Eat some dairy and eggs. Consumption of dairy products (in moderation) has health benefits, including reduced risk of diabetes, metabolic syndrome, cardiovascular disease and obesity. Sadly, according to the USDA, over 80% of the entire U.S. population does not meet the recommended daily dairy intake! We’re not talking about topping everything off with tons of processed cheese. We’re not talking about topping everything with tons of processed cheese. But maybe as a snack, swap out your chips for low-fat Greek yogurt.
Do not drink your calories. On the Mediterranean diet, this means drinking more water and swapping high-calorie margaritas for the occasional red wine.
Share as many meals with others as possible. This helps in several ways. Spending time with loved ones can reduce stress and lift our mood. But being thoughtful and slowing down to engage with others also allows us to control our portion.
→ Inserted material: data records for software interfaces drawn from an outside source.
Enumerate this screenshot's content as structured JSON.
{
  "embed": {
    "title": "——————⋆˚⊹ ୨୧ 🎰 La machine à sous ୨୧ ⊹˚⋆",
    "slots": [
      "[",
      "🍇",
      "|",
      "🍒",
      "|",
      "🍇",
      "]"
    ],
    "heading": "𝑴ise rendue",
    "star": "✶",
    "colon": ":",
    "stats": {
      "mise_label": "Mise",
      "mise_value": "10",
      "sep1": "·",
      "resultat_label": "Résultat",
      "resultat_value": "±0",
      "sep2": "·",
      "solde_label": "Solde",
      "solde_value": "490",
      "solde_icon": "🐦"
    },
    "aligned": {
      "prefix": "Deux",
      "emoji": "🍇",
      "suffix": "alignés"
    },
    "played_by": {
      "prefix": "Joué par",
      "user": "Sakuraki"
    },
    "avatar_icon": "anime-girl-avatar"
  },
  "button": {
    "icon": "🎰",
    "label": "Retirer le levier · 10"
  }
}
The Mediterranean diet is a healthy eating plan that includes foods such as fruits, vegetables, whole grains, legumes, fish, nuts, olive oil, and herbs. Dairy products and meat are usually consumed in moderation, as well as wine. Many studies have found that people who follow a Mediterranean-type diet can have several health benefits, such as a better heart, weight loss and a reduced risk of type 2 diabetes. One more thing, before you think about trying this diet, consult your health provider.